Recognition Complete

OpenBook version 7.0 and Kurzweil 1000 Version 8.0 have similar features. They both do a good job of scanning and recognizing printed material and include more than one recognition engine. Both also include many additional features, some directly related to scanning and some not. As in our previous evaluation, a major difference is speed. Kurzweil 1000 has a significant advantage in that it scans and recognizes print more than twice as fast as does OpenBook. Using either program, you can break down the barrier keeping you from almost instant access to printed material.

Manufacturer's Comments

Freedom Scientific

"Freedom Scientific would like to expand and clarify a number of issues addressed in the article.

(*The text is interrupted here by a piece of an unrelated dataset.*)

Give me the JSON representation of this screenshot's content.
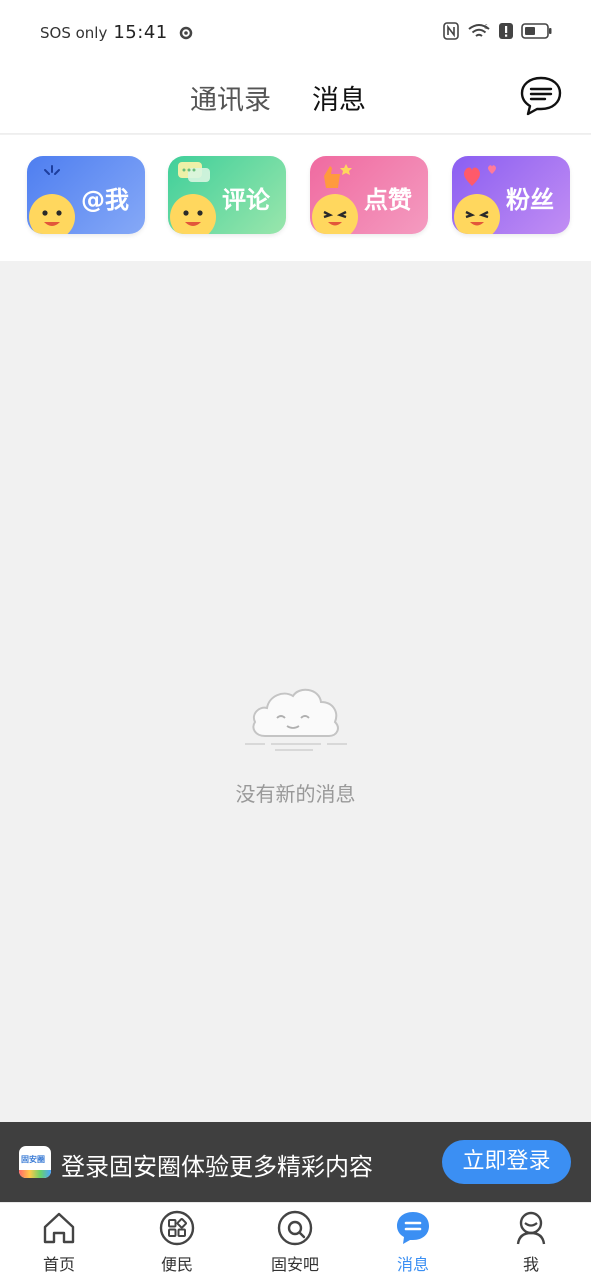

When using BuckScan, the position for bill placement is scanner-specific; place the bill at the point where the scanning head begins scanning. OpenBook's default settings are capable of handling all fine print normally found in documents such as contracts or legal papers. Four-point print is roughly the same height as a braille dot and is rarely found in any type documents. OpenBook 7.02 (August 2004 release) includes great improvements in scanning and recognition speeds, as well as updated versions of all the OCR engines for even more reliable scanning. The versatility of the Freedom Import printer is not limited to Adobe PDF documents. You can also use it to recognize text in graphics or any other document or image that you can open and print using a program installed on your computer. Connect Outloud, which is included with OpenBook, broadens the access provided by OpenBook to provide speech and braille access to the Windows operating system, Internet Explorer, and Outlook Express."

Kurzweil Educational Systems

"Thank you for a thoughtful review of Kurzweil 1000 Version 8. Kurzweil 1000 ships with two text-to-speech (TTS) engines: NeoSpeech (male and female voice), and IBM TTS (large number of voices in many languages). Kurzweil 1000 also ships with Microsoft TTS (both the SAPI 4 and SAPI 5 versions are on the product CD), but it is not installed automatically. Kurzweil 1000 does not directly support refreshable braille support, but braille support can be provided by your screen reader.

"Kurzweil 1000 Version 9, available in late summer, has many new features, including online encyclopedia search, a Create a Note feature to annotate documents, and DAISY file support (text only). Also, OCR is improved with an update of FineReader 7 and the addition of ScanSoft OCR® Version 12 (the RTK OCR no longer ships with Kurzweil 1000). Toll-free customer support is available."

View the Product Features as a graphic

View the Product Features as text

View the Product Ratings as a graphic

View the Product Ratings as text

Product Information

Product: OpenBook 7.0.

Manufacturer: Freedom Scientific, Blindness and Low Vision Group, 11800 31st Court North, St. Petersburg, FL 33716; phone: 800-444-4443; e-mail: <>; web site: <>.

Price: $995.

Product: Kurzweil 1000, Version 8.0.

Manufacturer: Kurzweil Educational Systems, 14 Crosby Drive, Bedford, MA 01730; phone: 800-894-5374 or 781-276-0600; e-mail: <>; web site: <>.

Price: $995 with FlexTalk speech, $1,195 with DECtalk speech.

Related Articles

The Novel Experience of Reading: A Review of OPENBook and Kurzweil 1000 by Jay Leventhal and Koert Wehberg
The Reading Machine That Hasn't Been Built Yet by Harvey Lauer

Previous Article | Next Article | Table of Contents

Copyright © 2004 American Foundation for the Blind. All rights reserved. AccessWorld is a trademark of the American Foundation for the Blind.